McCrory, a former Charlotte mayor, hasn’t been shy in dangling the incentives in front of potential employers and cites as his biggest achievement landing MetLife, which will add 2,622 jobs in Cary and Charlotte.
State officials also aren’t downplaying the rumors in business circles that North Carolina is in the running for an automobile plant of some kind.
But the governor could have given more credibility to his argument for more money if he had acknowledged the failures and suggested ways to avoid them. His administration also should focus on how to recruit more business and more jobs for rural areas, which have seen only a small investment out of this incentive fund.
And here is something that McCrory and his Republican mates who control the General Assembly had best remember: Good companies, those with the highest-paying jobs and enlightened management, look beyond monetary incentives. They look, for example, at education.
Will their workers have good public schools for their children? Is the teaching force not just adequate but exceptional? Does the state provide enough money to support the schools? Are graduation and college-attendance rates high?
More than money magnets

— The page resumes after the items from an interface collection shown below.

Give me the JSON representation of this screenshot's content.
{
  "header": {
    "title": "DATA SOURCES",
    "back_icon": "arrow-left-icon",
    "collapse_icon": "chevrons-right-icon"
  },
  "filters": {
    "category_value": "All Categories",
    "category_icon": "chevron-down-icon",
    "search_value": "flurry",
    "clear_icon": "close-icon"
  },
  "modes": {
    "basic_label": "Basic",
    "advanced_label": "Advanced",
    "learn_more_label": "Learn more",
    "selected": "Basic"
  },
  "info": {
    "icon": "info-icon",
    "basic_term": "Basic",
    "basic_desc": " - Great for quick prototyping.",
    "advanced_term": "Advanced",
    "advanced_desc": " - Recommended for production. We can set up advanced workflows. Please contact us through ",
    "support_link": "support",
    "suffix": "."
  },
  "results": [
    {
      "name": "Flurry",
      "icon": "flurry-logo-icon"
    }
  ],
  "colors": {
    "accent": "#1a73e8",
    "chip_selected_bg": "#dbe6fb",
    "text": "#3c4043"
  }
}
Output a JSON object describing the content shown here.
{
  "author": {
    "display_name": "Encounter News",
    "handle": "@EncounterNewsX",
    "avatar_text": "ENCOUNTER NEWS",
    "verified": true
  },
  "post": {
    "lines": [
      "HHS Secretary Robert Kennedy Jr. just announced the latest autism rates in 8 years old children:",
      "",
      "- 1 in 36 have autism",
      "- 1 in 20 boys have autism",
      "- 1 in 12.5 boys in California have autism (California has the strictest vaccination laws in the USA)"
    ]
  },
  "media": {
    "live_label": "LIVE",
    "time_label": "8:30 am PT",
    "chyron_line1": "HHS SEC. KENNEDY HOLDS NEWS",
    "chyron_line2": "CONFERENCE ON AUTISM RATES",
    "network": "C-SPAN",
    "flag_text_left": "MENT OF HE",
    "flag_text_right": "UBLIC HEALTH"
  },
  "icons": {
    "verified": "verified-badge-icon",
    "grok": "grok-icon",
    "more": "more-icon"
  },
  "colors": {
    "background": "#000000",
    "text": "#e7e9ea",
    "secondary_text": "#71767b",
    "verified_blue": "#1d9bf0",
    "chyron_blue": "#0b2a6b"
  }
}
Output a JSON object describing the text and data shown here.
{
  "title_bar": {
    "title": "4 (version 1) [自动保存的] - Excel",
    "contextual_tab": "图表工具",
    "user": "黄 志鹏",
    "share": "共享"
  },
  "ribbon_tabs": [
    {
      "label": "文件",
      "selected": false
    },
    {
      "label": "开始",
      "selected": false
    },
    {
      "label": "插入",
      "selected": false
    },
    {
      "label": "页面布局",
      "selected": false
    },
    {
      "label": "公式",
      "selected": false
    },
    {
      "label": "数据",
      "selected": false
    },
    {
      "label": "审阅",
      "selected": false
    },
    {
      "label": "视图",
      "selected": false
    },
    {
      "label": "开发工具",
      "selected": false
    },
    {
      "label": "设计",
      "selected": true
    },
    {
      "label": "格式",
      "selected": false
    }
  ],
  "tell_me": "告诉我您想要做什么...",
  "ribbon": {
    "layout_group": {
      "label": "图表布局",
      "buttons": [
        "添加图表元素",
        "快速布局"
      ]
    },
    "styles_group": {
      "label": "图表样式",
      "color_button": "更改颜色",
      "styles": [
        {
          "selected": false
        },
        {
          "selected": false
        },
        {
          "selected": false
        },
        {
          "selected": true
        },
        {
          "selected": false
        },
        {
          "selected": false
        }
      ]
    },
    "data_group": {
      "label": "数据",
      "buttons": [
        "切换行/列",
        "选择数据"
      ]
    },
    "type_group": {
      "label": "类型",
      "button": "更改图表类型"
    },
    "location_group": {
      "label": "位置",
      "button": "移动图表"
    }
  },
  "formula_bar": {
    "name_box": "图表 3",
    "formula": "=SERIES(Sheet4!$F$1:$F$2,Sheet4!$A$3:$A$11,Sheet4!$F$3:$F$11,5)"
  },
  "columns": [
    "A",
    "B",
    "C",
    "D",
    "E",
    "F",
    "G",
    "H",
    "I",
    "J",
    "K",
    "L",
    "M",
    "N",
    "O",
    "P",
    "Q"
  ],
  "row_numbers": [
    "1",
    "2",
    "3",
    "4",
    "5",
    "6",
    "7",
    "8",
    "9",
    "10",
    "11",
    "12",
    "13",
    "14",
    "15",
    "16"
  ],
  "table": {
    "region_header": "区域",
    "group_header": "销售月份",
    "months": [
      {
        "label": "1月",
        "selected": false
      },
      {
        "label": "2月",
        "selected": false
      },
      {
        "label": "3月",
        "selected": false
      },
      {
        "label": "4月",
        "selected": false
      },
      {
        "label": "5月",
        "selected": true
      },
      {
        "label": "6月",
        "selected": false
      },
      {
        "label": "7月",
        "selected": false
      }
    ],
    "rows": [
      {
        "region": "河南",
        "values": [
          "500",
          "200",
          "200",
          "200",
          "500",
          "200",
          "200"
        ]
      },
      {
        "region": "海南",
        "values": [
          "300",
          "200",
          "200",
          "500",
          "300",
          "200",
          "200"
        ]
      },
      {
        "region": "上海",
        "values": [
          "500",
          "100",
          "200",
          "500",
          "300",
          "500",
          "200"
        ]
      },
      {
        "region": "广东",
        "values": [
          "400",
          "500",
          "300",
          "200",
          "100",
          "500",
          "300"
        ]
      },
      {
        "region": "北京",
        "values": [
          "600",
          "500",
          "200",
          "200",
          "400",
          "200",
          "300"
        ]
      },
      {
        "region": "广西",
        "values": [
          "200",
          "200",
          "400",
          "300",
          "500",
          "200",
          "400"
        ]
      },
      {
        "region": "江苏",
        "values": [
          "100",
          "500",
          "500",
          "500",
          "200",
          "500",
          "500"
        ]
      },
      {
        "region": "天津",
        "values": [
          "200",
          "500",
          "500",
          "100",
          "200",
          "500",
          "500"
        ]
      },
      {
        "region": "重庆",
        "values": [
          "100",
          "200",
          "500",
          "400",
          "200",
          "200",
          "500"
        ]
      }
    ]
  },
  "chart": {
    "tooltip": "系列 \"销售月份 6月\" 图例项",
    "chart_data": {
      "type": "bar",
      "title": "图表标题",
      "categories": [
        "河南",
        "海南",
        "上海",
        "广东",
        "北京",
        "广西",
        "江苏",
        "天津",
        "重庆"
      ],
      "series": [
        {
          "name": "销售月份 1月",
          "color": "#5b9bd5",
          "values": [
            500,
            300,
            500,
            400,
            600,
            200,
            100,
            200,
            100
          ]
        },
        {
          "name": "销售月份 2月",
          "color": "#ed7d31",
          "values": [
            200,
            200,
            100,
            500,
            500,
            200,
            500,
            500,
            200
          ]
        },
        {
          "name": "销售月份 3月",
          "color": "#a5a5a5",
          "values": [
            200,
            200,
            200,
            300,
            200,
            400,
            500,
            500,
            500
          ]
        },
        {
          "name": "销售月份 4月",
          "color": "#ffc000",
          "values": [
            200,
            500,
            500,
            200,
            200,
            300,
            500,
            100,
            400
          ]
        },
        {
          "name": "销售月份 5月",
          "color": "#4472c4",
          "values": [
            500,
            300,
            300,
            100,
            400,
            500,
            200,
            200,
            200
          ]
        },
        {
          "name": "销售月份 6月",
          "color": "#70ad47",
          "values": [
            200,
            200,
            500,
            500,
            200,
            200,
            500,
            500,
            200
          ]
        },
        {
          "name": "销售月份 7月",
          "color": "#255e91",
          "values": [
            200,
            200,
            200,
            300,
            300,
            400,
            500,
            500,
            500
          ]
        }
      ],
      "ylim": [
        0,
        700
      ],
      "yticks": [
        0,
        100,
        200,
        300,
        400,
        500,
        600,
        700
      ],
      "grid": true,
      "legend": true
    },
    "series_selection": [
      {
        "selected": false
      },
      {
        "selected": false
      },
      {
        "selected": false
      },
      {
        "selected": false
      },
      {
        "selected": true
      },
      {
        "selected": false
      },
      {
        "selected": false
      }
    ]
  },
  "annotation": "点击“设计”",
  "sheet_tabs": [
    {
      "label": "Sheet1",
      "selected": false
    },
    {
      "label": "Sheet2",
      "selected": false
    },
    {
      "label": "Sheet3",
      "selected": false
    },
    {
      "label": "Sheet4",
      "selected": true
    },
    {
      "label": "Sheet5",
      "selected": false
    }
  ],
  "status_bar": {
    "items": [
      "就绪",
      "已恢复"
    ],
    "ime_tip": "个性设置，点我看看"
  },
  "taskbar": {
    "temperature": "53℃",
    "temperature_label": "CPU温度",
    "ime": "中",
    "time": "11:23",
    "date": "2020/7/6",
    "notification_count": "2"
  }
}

North Carolina, with GOP legislators making public schools something of a political target and with teacher pay still far too low, needs to invest in those “incentives,” in the things that will benefit all workers and their families.
The strongest advocates of incentives argue that because the JDIG grants pay out only when companies reach their hiring and investment targets, they’re well worth it, especially when balanced against the revenue from new income taxes and the spending of those new workers.
It’s not a bad argument, as long as everything goes according to plan, which apparently hasn’t been the case more than half the time.
The state’s incentives program might have virtues, but it doesn’t appear it’s time to pour more money into it without retooling it to make its outcomes more predictable. A MetLife deal is fine, but it can’t be used to justify millions more taxpayers dollars in JDIG.
The governor wants and needs some success stories in an administration that hasn’t had many, political or financial. But those stories need to be more than wishful thinking.